[Dataset items]
-=-=-
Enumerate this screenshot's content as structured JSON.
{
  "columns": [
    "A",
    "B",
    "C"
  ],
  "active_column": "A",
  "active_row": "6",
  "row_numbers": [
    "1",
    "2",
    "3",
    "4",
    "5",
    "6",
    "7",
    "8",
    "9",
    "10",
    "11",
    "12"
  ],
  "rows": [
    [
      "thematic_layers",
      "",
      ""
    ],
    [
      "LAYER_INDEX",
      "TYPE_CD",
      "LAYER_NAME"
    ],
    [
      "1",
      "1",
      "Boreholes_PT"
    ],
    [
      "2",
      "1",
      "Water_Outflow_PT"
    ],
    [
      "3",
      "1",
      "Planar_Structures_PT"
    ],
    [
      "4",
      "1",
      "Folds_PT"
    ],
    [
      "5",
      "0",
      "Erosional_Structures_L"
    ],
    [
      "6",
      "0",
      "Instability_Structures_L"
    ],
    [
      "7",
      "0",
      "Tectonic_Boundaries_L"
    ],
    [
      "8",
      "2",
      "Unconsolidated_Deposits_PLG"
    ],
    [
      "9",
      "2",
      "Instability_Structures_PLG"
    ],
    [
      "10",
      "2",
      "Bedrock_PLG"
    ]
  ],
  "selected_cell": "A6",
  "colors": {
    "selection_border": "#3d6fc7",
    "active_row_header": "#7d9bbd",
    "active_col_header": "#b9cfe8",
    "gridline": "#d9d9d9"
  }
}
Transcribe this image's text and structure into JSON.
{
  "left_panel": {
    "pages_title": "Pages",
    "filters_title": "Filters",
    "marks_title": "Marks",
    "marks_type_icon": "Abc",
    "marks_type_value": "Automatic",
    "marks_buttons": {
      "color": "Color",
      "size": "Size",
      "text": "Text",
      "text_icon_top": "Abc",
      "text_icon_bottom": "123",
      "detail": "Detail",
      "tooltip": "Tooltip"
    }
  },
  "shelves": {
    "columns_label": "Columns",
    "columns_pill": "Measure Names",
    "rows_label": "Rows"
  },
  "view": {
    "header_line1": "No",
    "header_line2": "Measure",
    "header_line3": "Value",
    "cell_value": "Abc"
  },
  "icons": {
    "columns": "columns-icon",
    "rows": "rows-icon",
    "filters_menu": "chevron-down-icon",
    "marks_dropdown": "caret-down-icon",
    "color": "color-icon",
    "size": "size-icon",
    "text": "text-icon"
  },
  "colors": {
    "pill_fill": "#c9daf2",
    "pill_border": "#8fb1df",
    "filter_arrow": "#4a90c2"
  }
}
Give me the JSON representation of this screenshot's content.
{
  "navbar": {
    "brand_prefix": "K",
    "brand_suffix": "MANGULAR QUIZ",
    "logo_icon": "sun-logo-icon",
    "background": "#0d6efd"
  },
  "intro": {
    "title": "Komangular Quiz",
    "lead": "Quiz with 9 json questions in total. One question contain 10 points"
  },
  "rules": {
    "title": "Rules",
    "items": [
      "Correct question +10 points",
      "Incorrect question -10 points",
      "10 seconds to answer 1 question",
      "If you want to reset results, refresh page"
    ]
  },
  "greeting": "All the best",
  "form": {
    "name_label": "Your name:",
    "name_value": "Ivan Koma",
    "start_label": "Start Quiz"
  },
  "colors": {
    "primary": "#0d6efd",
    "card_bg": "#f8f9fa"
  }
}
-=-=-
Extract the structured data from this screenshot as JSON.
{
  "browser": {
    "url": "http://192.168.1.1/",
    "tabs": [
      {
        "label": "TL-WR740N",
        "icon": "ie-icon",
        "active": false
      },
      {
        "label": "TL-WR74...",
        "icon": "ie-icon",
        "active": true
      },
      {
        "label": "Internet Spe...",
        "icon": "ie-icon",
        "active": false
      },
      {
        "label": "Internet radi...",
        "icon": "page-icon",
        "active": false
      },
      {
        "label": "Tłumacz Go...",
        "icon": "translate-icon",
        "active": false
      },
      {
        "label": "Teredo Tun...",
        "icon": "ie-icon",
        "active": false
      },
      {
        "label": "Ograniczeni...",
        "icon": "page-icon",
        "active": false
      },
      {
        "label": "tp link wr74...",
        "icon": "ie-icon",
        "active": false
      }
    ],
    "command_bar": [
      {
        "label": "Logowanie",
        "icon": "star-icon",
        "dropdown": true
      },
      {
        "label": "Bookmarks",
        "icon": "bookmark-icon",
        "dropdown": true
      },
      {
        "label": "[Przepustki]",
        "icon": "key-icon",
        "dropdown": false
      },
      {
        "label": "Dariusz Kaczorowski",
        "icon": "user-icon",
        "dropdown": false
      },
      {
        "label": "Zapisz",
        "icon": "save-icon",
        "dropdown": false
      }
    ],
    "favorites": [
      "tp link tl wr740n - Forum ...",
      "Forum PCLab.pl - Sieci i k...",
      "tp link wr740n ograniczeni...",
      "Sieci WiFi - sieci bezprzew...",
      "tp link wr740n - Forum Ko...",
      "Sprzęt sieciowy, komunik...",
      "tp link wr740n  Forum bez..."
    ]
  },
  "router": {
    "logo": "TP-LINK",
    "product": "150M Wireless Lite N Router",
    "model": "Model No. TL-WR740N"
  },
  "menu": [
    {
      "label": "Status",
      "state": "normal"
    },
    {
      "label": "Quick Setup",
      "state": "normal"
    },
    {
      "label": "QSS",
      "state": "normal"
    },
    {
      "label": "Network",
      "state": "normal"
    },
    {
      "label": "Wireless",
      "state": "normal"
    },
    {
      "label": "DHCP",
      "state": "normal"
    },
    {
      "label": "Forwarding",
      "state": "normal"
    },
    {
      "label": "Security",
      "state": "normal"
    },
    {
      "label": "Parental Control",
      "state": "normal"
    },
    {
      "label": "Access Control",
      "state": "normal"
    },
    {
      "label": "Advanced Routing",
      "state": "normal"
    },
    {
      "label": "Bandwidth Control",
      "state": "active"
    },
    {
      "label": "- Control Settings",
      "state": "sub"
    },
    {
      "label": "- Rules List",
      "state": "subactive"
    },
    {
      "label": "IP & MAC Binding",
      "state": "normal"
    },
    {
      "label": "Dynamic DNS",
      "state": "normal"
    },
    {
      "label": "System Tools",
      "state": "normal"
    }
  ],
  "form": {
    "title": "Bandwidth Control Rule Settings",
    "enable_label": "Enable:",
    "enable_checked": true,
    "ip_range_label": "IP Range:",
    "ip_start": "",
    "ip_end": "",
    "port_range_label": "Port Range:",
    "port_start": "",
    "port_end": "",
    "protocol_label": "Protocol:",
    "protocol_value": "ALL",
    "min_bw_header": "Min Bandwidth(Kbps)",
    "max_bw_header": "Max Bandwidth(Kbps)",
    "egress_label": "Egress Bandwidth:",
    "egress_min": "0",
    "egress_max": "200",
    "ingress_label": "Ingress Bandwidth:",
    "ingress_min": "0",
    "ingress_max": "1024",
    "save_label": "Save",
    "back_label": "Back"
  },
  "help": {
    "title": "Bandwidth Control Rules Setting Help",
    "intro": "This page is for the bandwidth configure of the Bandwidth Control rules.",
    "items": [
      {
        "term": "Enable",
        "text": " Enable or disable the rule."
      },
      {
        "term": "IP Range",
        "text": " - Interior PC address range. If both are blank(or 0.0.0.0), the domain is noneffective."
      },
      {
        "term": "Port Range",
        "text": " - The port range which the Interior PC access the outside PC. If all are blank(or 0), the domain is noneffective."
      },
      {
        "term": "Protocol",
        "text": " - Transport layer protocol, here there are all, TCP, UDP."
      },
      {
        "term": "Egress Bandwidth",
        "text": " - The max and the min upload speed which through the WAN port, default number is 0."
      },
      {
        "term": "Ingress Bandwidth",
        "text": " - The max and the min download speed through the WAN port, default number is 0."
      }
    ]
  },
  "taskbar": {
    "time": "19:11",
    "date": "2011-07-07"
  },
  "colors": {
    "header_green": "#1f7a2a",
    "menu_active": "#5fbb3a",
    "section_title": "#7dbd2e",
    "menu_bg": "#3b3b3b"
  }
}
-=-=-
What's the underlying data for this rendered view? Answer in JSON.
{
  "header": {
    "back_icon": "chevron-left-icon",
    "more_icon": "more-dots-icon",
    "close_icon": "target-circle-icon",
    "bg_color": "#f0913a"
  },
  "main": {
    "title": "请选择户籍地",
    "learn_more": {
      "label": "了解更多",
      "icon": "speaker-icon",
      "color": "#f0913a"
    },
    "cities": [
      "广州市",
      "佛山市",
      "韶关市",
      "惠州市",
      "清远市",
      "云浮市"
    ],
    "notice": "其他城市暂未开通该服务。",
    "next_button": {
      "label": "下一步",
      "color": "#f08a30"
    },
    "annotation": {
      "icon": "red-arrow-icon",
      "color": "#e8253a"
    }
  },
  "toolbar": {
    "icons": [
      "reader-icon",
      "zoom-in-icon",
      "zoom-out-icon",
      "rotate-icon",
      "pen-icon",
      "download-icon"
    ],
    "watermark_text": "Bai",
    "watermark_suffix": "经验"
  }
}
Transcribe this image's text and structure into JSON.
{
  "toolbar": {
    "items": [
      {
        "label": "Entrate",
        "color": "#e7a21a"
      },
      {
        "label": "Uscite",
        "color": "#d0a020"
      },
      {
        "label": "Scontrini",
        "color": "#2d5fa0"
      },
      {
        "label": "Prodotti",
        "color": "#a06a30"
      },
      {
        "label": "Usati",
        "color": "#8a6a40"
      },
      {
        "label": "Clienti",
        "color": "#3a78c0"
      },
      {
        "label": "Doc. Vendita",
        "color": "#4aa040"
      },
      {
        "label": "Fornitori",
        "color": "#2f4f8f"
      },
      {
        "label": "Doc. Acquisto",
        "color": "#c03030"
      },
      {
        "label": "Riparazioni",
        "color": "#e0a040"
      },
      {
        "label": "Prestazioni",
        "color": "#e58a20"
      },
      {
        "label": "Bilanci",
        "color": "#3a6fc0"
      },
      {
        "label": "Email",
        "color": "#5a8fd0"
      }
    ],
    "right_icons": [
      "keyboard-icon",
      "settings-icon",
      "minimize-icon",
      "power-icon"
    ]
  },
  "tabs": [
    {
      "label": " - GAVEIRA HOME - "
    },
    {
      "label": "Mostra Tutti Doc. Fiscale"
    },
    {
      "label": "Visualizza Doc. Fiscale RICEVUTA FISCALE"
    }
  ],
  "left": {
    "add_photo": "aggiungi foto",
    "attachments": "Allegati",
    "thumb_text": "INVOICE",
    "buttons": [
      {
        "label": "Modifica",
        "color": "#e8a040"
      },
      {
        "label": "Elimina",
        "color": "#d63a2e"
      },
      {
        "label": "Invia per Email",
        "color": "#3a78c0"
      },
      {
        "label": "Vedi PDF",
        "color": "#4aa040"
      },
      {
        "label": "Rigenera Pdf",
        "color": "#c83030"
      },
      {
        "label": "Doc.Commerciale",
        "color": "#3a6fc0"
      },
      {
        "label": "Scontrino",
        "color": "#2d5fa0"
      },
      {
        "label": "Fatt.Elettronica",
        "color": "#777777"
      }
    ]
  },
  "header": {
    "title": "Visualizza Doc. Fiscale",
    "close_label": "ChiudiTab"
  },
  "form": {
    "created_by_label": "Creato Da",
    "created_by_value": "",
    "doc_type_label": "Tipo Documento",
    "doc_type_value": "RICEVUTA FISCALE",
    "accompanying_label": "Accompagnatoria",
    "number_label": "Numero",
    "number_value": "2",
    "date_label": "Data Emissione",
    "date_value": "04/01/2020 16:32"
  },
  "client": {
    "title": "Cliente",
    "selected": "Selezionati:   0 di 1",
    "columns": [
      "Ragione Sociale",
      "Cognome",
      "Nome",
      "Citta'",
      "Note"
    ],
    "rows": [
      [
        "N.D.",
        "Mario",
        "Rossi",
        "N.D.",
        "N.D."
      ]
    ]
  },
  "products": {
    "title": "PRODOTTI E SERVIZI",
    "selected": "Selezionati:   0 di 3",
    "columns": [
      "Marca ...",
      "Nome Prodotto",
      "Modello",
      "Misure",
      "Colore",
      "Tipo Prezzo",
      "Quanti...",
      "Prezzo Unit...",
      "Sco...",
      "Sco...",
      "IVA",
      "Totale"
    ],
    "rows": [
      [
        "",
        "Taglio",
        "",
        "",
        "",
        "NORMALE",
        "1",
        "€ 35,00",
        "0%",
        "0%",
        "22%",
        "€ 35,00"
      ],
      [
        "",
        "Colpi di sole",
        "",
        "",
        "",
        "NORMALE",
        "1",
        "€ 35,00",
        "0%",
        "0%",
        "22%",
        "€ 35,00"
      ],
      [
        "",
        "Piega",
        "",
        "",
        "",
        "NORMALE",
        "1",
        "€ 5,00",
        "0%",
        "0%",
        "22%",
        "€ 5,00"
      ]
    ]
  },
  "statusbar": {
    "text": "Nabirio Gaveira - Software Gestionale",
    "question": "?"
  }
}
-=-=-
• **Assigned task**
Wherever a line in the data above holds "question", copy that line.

• **Solution to the exercise**
    "lead": "Quiz with 9 json questions in total. One question contain 10 points"
      "Correct question +10 points",
      "Incorrect question -10 points",
      "10 seconds to answer 1 question",
    "question": "?"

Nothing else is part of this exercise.